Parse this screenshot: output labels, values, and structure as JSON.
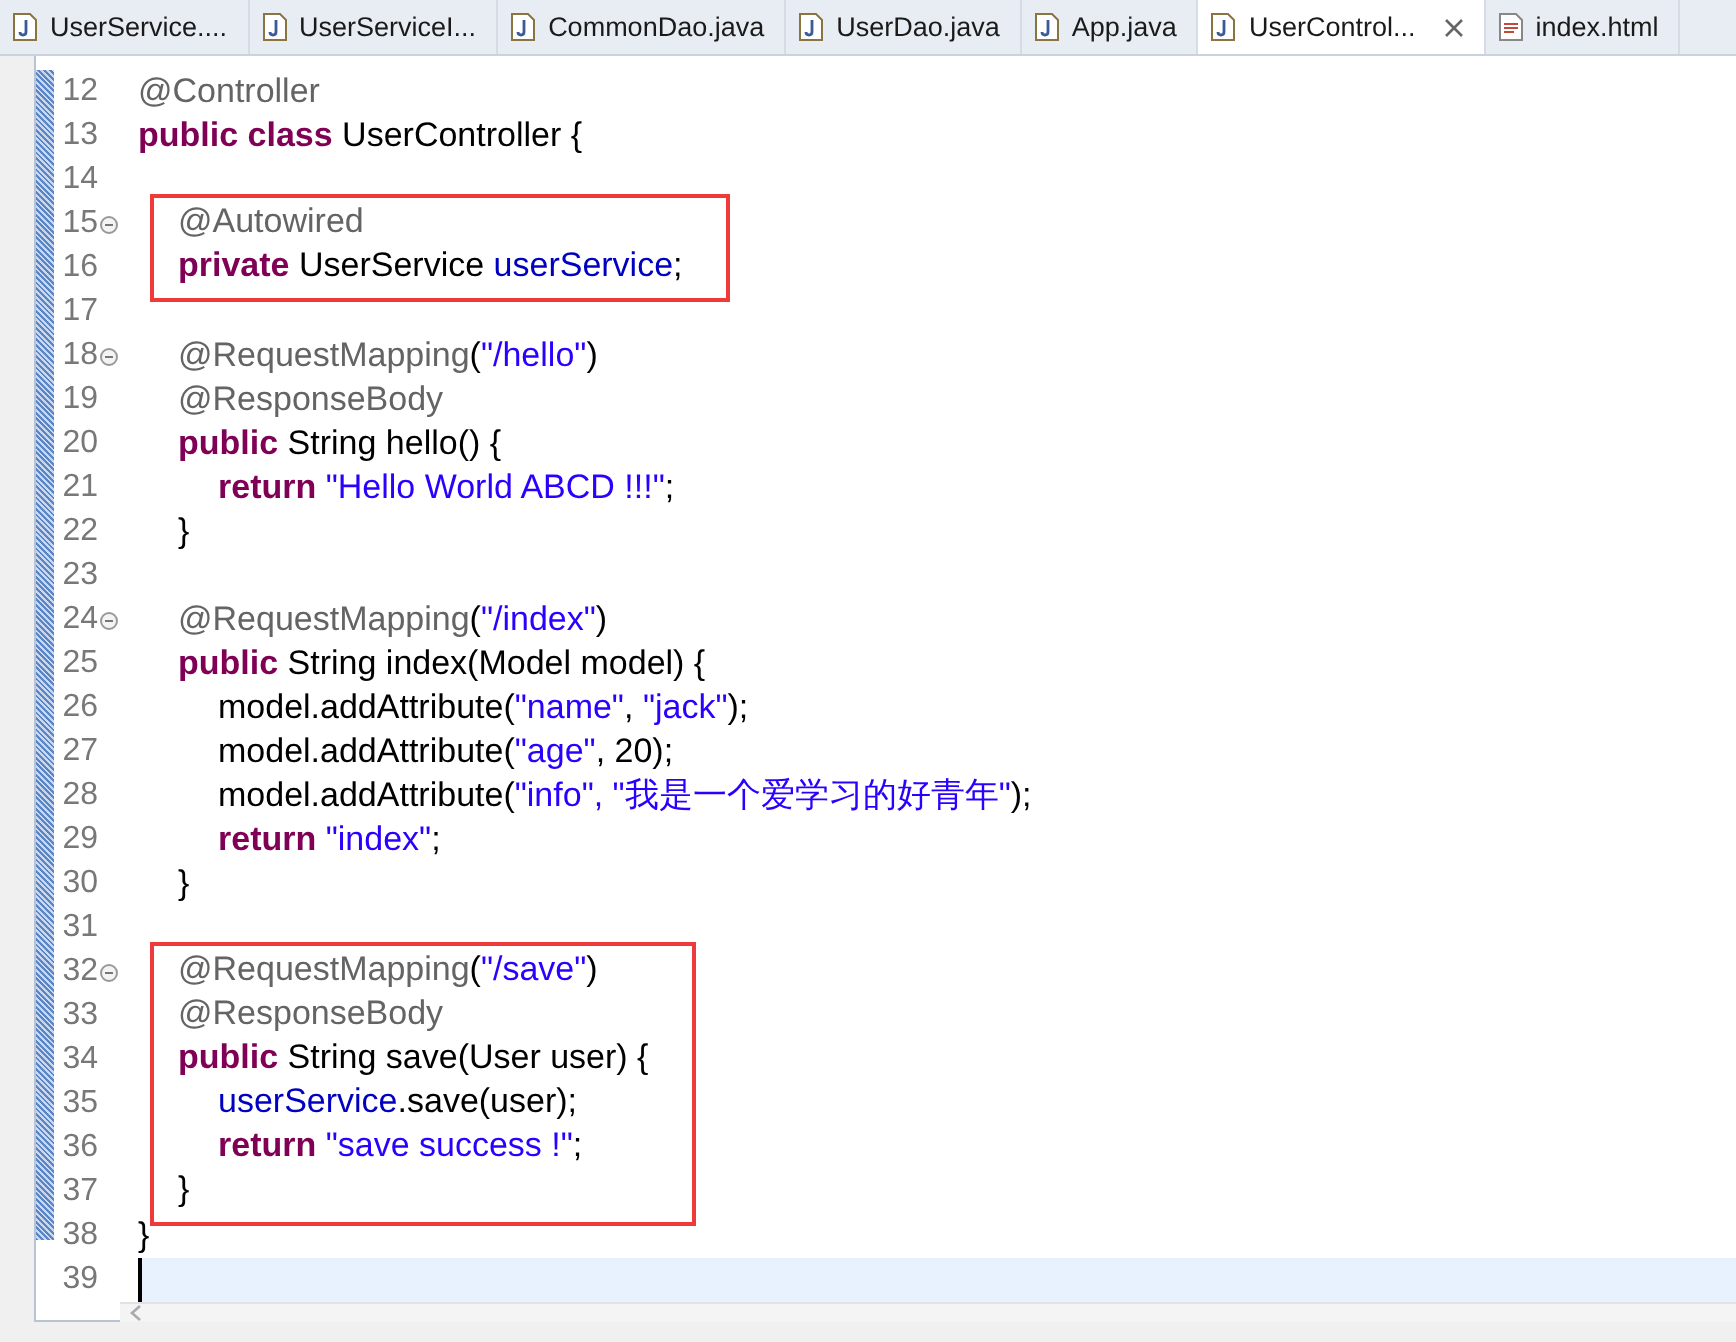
{
  "tabs": [
    {
      "label": "UserService....",
      "kind": "java",
      "selected": false
    },
    {
      "label": "UserServiceI...",
      "kind": "java",
      "selected": false
    },
    {
      "label": "CommonDao.java",
      "kind": "java",
      "selected": false
    },
    {
      "label": "UserDao.java",
      "kind": "java",
      "selected": false
    },
    {
      "label": "App.java",
      "kind": "java",
      "selected": false
    },
    {
      "label": "UserControl...",
      "kind": "java",
      "selected": true
    },
    {
      "label": "index.html",
      "kind": "html",
      "selected": false
    }
  ],
  "editor": {
    "blocks": [
      {
        "boxed": false,
        "lines": [
          {
            "number": "12",
            "kind": "outer",
            "current": false,
            "code": [
              {
                "kind": "annotation",
                "text": "@Controller"
              }
            ]
          },
          {
            "number": "13",
            "kind": "outer",
            "current": false,
            "code": [
              {
                "kind": "keyword",
                "text": "public class"
              },
              {
                "kind": "plain",
                "text": " UserController {"
              }
            ]
          },
          {
            "number": "14",
            "kind": "blank",
            "current": false
          }
        ]
      },
      {
        "boxed": true,
        "lines": [
          {
            "number": "15",
            "kind": "member",
            "current": false,
            "expanded": true,
            "code": [
              {
                "kind": "annotation",
                "text": "@Autowired"
              }
            ]
          },
          {
            "number": "16",
            "kind": "member",
            "current": false,
            "code": [
              {
                "kind": "keyword",
                "text": "private"
              },
              {
                "kind": "plain",
                "text": " UserService "
              },
              {
                "kind": "field",
                "text": "userService"
              },
              {
                "kind": "plain",
                "text": ";"
              }
            ]
          }
        ]
      },
      {
        "boxed": false,
        "lines": [
          {
            "number": "17",
            "kind": "blank",
            "current": false
          },
          {
            "number": "18",
            "kind": "member",
            "current": false,
            "expanded": true,
            "code": [
              {
                "kind": "annotation",
                "text": "@RequestMapping"
              },
              {
                "kind": "plain",
                "text": "("
              },
              {
                "kind": "string",
                "text": "\"/hello\""
              },
              {
                "kind": "plain",
                "text": ")"
              }
            ]
          },
          {
            "number": "19",
            "kind": "member",
            "current": false,
            "code": [
              {
                "kind": "annotation",
                "text": "@ResponseBody"
              }
            ]
          },
          {
            "number": "20",
            "kind": "member",
            "current": false,
            "code": [
              {
                "kind": "keyword",
                "text": "public"
              },
              {
                "kind": "plain",
                "text": " String hello() {"
              }
            ]
          },
          {
            "number": "21",
            "kind": "body",
            "current": false,
            "code": [
              {
                "kind": "keyword",
                "text": "return"
              },
              {
                "kind": "string",
                "text": " \"Hello World ABCD !!!\""
              },
              {
                "kind": "plain",
                "text": ";"
              }
            ]
          },
          {
            "number": "22",
            "kind": "member",
            "current": false,
            "code": [
              {
                "kind": "plain",
                "text": "}"
              }
            ]
          },
          {
            "number": "23",
            "kind": "blank",
            "current": false
          },
          {
            "number": "24",
            "kind": "member",
            "current": false,
            "expanded": true,
            "code": [
              {
                "kind": "annotation",
                "text": "@RequestMapping"
              },
              {
                "kind": "plain",
                "text": "("
              },
              {
                "kind": "string",
                "text": "\"/index\""
              },
              {
                "kind": "plain",
                "text": ")"
              }
            ]
          },
          {
            "number": "25",
            "kind": "member",
            "current": false,
            "code": [
              {
                "kind": "keyword",
                "text": "public"
              },
              {
                "kind": "plain",
                "text": " String index(Model model) {"
              }
            ]
          },
          {
            "number": "26",
            "kind": "body",
            "current": false,
            "code": [
              {
                "kind": "plain",
                "text": "model.addAttribute("
              },
              {
                "kind": "string",
                "text": "\"name\""
              },
              {
                "kind": "plain",
                "text": ", "
              },
              {
                "kind": "string",
                "text": "\"jack\""
              },
              {
                "kind": "plain",
                "text": ");"
              }
            ]
          },
          {
            "number": "27",
            "kind": "body",
            "current": false,
            "code": [
              {
                "kind": "plain",
                "text": "model.addAttribute("
              },
              {
                "kind": "string",
                "text": "\"age\""
              },
              {
                "kind": "plain",
                "text": ", 20);"
              }
            ]
          },
          {
            "number": "28",
            "kind": "body",
            "current": false,
            "code": [
              {
                "kind": "plain",
                "text": "model.addAttribute("
              },
              {
                "kind": "string",
                "text": "\"info\", \"我是一个爱学习的好青年\""
              },
              {
                "kind": "plain",
                "text": ");"
              }
            ]
          },
          {
            "number": "29",
            "kind": "body",
            "current": false,
            "code": [
              {
                "kind": "keyword",
                "text": "return"
              },
              {
                "kind": "string",
                "text": " \"index\""
              },
              {
                "kind": "plain",
                "text": ";"
              }
            ]
          },
          {
            "number": "30",
            "kind": "member",
            "current": false,
            "code": [
              {
                "kind": "plain",
                "text": "}"
              }
            ]
          },
          {
            "number": "31",
            "kind": "blank",
            "current": false
          }
        ]
      },
      {
        "boxed": true,
        "lines": [
          {
            "number": "32",
            "kind": "member",
            "current": false,
            "expanded": true,
            "code": [
              {
                "kind": "annotation",
                "text": "@RequestMapping"
              },
              {
                "kind": "plain",
                "text": "("
              },
              {
                "kind": "string",
                "text": "\"/save\""
              },
              {
                "kind": "plain",
                "text": ")"
              }
            ]
          },
          {
            "number": "33",
            "kind": "member",
            "current": false,
            "code": [
              {
                "kind": "annotation",
                "text": "@ResponseBody"
              }
            ]
          },
          {
            "number": "34",
            "kind": "member",
            "current": false,
            "code": [
              {
                "kind": "keyword",
                "text": "public"
              },
              {
                "kind": "plain",
                "text": " String save(User user) {"
              }
            ]
          },
          {
            "number": "35",
            "kind": "body",
            "current": false,
            "code": [
              {
                "kind": "field",
                "text": "userService"
              },
              {
                "kind": "plain",
                "text": ".save(user);"
              }
            ]
          },
          {
            "number": "36",
            "kind": "body",
            "current": false,
            "code": [
              {
                "kind": "keyword",
                "text": "return"
              },
              {
                "kind": "string",
                "text": " \"save success !\""
              },
              {
                "kind": "plain",
                "text": ";"
              }
            ]
          },
          {
            "number": "37",
            "kind": "member",
            "current": false,
            "code": [
              {
                "kind": "plain",
                "text": "}"
              }
            ]
          }
        ]
      },
      {
        "boxed": false,
        "lines": [
          {
            "number": "38",
            "kind": "outer",
            "current": false,
            "code": [
              {
                "kind": "plain",
                "text": "}"
              }
            ]
          },
          {
            "number": "39",
            "kind": "blank",
            "current": true
          }
        ]
      }
    ]
  }
}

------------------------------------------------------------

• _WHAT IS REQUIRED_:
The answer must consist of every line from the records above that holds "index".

• _COMPLETED EXERCISE_:
      "label": "index.html",
                "text": "\"/index\""
                "text": " String index(Model model) {"
                "text": " \"index\""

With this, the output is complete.